Mainz gladius Mainz was founded as the Roman permanent camp of Moguntiacum probably in 13 BC. The Mainz variety is characterized by a slight waist running the length of the blade and a long point.
Fulham gladius (Mainz-Fulham gladius) The sword that gave the name to the type was dredged from the Thames near Fulham, and must therefore date to after the Roman occupation of Britain began. The blade is slightly narrower than the Mainz variety. The main difference is the triangular tip.
Pompeii gladius The Pompeii gladius was named by modern historians after the Roman town of Pompeii, this gladius was by far the most popular one. Four instances of the sword type were found in Pompeii, with others turning up elsewhere. The sword has parallel cutting edges and a triangular tip. This is the shortest of the gladii. It is often confused with the spatha, which was a longer, slashing weapon used initially by mounted auxilia. Over the years, the Pompeii got longer, and these later versions are called as semi-spathas.
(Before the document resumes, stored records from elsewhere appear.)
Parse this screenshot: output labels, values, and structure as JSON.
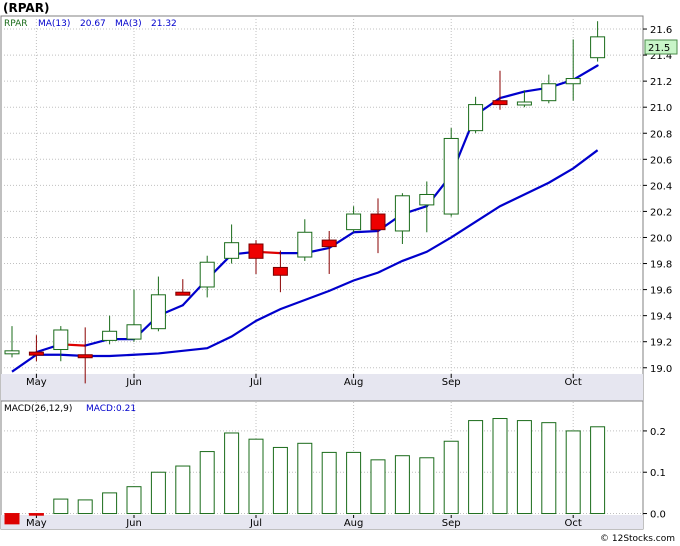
{
  "title": "(RPAR)",
  "credit": "© 12Stocks.com",
  "colors": {
    "up_candle_fill": "#ffffff",
    "up_candle_stroke": "#1a6b1a",
    "down_candle_fill": "#ee0000",
    "ma13_line": "#0000cc",
    "ma3_line_up": "#0000cc",
    "ma3_line_down": "#dd0000",
    "macd_bar_pos": "#1a6b1a",
    "macd_bar_neg": "#dd0000",
    "grid": "#c0c0c0",
    "axis_band": "#e6e6f0",
    "last_price_box": "#c8f5c8"
  },
  "legend": {
    "symbol": "RPAR",
    "ma13_label": "MA(13)",
    "ma13_value": "20.67",
    "ma3_label": "MA(3)",
    "ma3_value": "21.32",
    "macd_label": "MACD(26,12,9)",
    "macd_value_label": "MACD:0.21"
  },
  "last_price": "21.5",
  "month_labels": [
    "May",
    "Jun",
    "Jul",
    "Aug",
    "Sep",
    "Oct"
  ],
  "chart_data": [
    {
      "type": "candlestick",
      "title": "(RPAR)",
      "x": [
        "Apr W5",
        "May W1",
        "May W2",
        "May W3",
        "May W4",
        "Jun W1",
        "Jun W2",
        "Jun W3",
        "Jun W4",
        "Jun W5",
        "Jul W1",
        "Jul W2",
        "Jul W3",
        "Jul W4",
        "Aug W1",
        "Aug W2",
        "Aug W3",
        "Aug W4",
        "Sep W1",
        "Sep W2",
        "Sep W3",
        "Sep W4",
        "Oct W1",
        "Oct W2",
        "Oct W3"
      ],
      "open": [
        19.11,
        19.12,
        19.14,
        19.1,
        19.21,
        19.22,
        19.3,
        19.58,
        19.62,
        19.84,
        19.95,
        19.77,
        19.85,
        19.98,
        20.06,
        20.18,
        20.05,
        20.25,
        20.18,
        20.82,
        21.05,
        21.02,
        21.05,
        21.18,
        21.38
      ],
      "high": [
        19.32,
        19.25,
        19.32,
        19.31,
        19.4,
        19.6,
        19.7,
        19.68,
        19.86,
        20.1,
        19.98,
        19.9,
        20.14,
        20.05,
        20.24,
        20.3,
        20.34,
        20.43,
        20.84,
        21.08,
        21.28,
        21.13,
        21.25,
        21.52,
        21.66
      ],
      "low": [
        19.08,
        19.05,
        19.05,
        18.88,
        19.18,
        19.2,
        19.28,
        19.56,
        19.54,
        19.8,
        19.72,
        19.58,
        19.82,
        19.72,
        20.04,
        19.88,
        19.95,
        20.04,
        20.16,
        20.8,
        20.98,
        21.0,
        21.03,
        21.05,
        21.35
      ],
      "close": [
        19.13,
        19.11,
        19.29,
        19.08,
        19.28,
        19.33,
        19.56,
        19.56,
        19.81,
        19.96,
        19.84,
        19.71,
        20.04,
        19.93,
        20.18,
        20.06,
        20.32,
        20.33,
        20.76,
        21.02,
        21.02,
        21.04,
        21.18,
        21.22,
        21.54
      ],
      "series": [
        {
          "name": "MA(13)",
          "values": [
            18.97,
            19.1,
            19.1,
            19.09,
            19.09,
            19.1,
            19.11,
            19.13,
            19.15,
            19.24,
            19.36,
            19.45,
            19.52,
            19.59,
            19.67,
            19.73,
            19.82,
            19.89,
            20.0,
            20.12,
            20.24,
            20.33,
            20.42,
            20.53,
            20.67
          ]
        },
        {
          "name": "MA(3)",
          "values": [
            null,
            19.12,
            19.18,
            19.17,
            19.22,
            19.22,
            19.4,
            19.48,
            19.68,
            19.87,
            19.89,
            19.88,
            19.88,
            19.92,
            20.04,
            20.05,
            20.18,
            20.24,
            20.48,
            20.94,
            21.07,
            21.12,
            21.15,
            21.21,
            21.32
          ]
        }
      ],
      "yticks": [
        19.0,
        19.2,
        19.4,
        19.6,
        19.8,
        20.0,
        20.2,
        20.4,
        20.6,
        20.8,
        21.0,
        21.2,
        21.4,
        21.6
      ],
      "ylim": [
        18.86,
        21.7
      ],
      "grid": true
    },
    {
      "type": "bar",
      "title": "MACD(26,12,9)",
      "x": [
        "Apr W5",
        "May W1",
        "May W2",
        "May W3",
        "May W4",
        "Jun W1",
        "Jun W2",
        "Jun W3",
        "Jun W4",
        "Jun W5",
        "Jul W1",
        "Jul W2",
        "Jul W3",
        "Jul W4",
        "Aug W1",
        "Aug W2",
        "Aug W3",
        "Aug W4",
        "Sep W1",
        "Sep W2",
        "Sep W3",
        "Sep W4",
        "Oct W1",
        "Oct W2",
        "Oct W3"
      ],
      "values": [
        -0.025,
        -0.004,
        0.035,
        0.033,
        0.05,
        0.065,
        0.1,
        0.115,
        0.15,
        0.195,
        0.18,
        0.16,
        0.17,
        0.148,
        0.148,
        0.13,
        0.14,
        0.135,
        0.175,
        0.225,
        0.23,
        0.225,
        0.22,
        0.2,
        0.21
      ],
      "yticks": [
        0.0,
        0.1,
        0.2
      ],
      "ylim": [
        -0.035,
        0.27
      ],
      "grid": true
    }
  ]
}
Spatha The spatha was a type of straight and long sword, in use in the territory of the Roman Empire during the 1st to 6th centuries AD. The spatha of literature appears in the Roman Empire in the 1st century AD as a weapon used by presumably Germanic auxiliaries and gradually became a standard heavy infantry weapon, relegating the gladius to use as a light infantry weapon. The spatha apparently replaced the gladius in the front ranks, giving the infantry more reach when thrusting. While the infantry version had a long point, versions carried by the cavalry had a rounded tip that prevented accidental stabbing of the cavalryman's own foot or horse. The spatha remained popular throughout the Migration Period. It evolved into the knightly sword of the High Middle Ages by the 12th century.